▶ _Requirement_: Leave every picture out and write out the records below exactly.

[Items from a dataset]
********************

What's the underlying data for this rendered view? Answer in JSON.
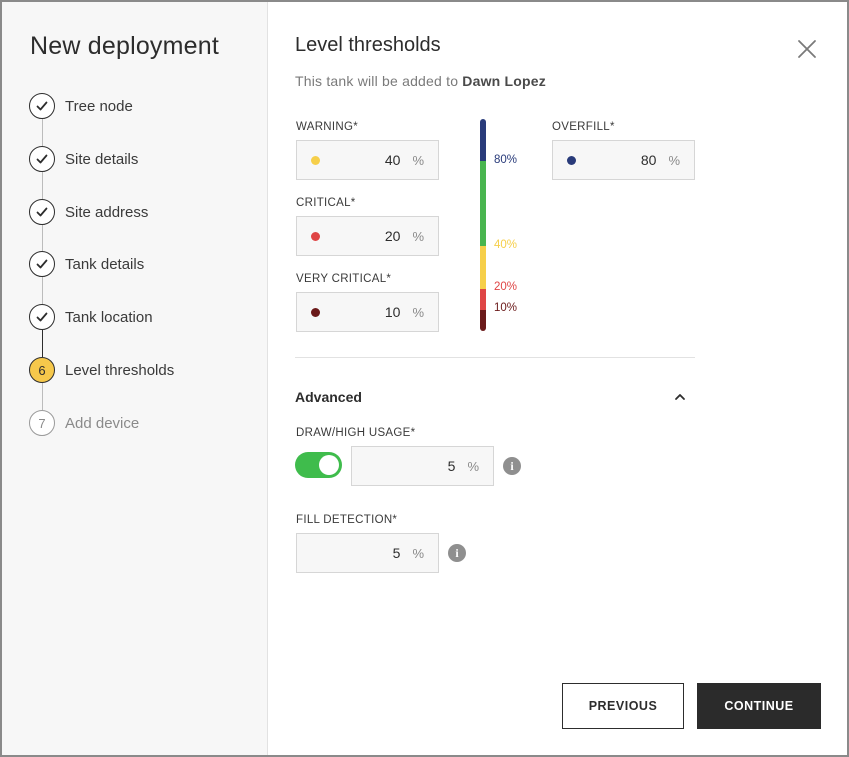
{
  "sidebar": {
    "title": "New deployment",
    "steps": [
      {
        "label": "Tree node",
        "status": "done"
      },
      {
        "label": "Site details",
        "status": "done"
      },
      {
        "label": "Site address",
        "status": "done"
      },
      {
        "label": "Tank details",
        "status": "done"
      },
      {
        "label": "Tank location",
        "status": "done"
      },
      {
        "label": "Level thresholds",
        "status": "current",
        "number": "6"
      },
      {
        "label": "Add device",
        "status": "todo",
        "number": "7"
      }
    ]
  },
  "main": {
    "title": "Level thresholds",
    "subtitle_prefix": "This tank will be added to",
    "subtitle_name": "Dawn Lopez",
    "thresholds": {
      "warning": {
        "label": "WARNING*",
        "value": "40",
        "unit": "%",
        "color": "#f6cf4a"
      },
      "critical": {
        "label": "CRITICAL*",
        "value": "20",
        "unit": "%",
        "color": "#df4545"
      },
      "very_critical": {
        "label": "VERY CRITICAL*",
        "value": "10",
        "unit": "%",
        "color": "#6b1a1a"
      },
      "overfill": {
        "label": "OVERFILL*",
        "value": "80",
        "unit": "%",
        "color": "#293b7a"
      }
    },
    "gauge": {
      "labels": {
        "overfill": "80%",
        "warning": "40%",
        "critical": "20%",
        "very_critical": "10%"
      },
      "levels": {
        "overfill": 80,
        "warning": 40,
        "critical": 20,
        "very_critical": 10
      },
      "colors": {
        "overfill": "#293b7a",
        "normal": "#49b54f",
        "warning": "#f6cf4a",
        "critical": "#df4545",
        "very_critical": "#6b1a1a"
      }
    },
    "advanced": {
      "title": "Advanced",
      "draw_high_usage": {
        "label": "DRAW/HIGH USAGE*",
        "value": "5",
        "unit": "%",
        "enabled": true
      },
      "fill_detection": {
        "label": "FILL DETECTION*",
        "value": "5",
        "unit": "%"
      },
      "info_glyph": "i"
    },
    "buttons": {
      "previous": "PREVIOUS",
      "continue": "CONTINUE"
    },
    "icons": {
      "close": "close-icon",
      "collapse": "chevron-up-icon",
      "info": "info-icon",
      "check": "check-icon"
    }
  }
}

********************

▶ _Task output_:
What's the underlying data for this rendered view? Answer in JSON.
{
  "sidebar": {
    "title": "New deployment",
    "steps": [
      {
        "label": "Tree node",
        "status": "done"
      },
      {
        "label": "Site details",
        "status": "done"
      },
      {
        "label": "Site address",
        "status": "done"
      },
      {
        "label": "Tank details",
        "status": "done"
      },
      {
        "label": "Tank location",
        "status": "done"
      },
      {
        "label": "Level thresholds",
        "status": "current",
        "number": "6"
      },
      {
        "label": "Add device",
        "status": "todo",
        "number": "7"
      }
    ]
  },
  "main": {
    "title": "Level thresholds",
    "subtitle_prefix": "This tank will be added to",
    "subtitle_name": "Dawn Lopez",
    "thresholds": {
      "warning": {
        "label": "WARNING*",
        "value": "40",
        "unit": "%",
        "color": "#f6cf4a"
      },
      "critical": {
        "label": "CRITICAL*",
        "value": "20",
        "unit": "%",
        "color": "#df4545"
      },
      "very_critical": {
        "label": "VERY CRITICAL*",
        "value": "10",
        "unit": "%",
        "color": "#6b1a1a"
      },
      "overfill": {
        "label": "OVERFILL*",
        "value": "80",
        "unit": "%",
        "color": "#293b7a"
      }
    },
    "gauge": {
      "labels": {
        "overfill": "80%",
        "warning": "40%",
        "critical": "20%",
        "very_critical": "10%"
      },
      "levels": {
        "overfill": 80,
        "warning": 40,
        "critical": 20,
        "very_critical": 10
      },
      "colors": {
        "overfill": "#293b7a",
        "normal": "#49b54f",
        "warning": "#f6cf4a",
        "critical": "#df4545",
        "very_critical": "#6b1a1a"
      }
    },
    "advanced": {
      "title": "Advanced",
      "draw_high_usage": {
        "label": "DRAW/HIGH USAGE*",
        "value": "5",
        "unit": "%",
        "enabled": true
      },
      "fill_detection": {
        "label": "FILL DETECTION*",
        "value": "5",
        "unit": "%"
      },
      "info_glyph": "i"
    },
    "buttons": {
      "previous": "PREVIOUS",
      "continue": "CONTINUE"
    },
    "icons": {
      "close": "close-icon",
      "collapse": "chevron-up-icon",
      "info": "info-icon",
      "check": "check-icon"
    }
  }
}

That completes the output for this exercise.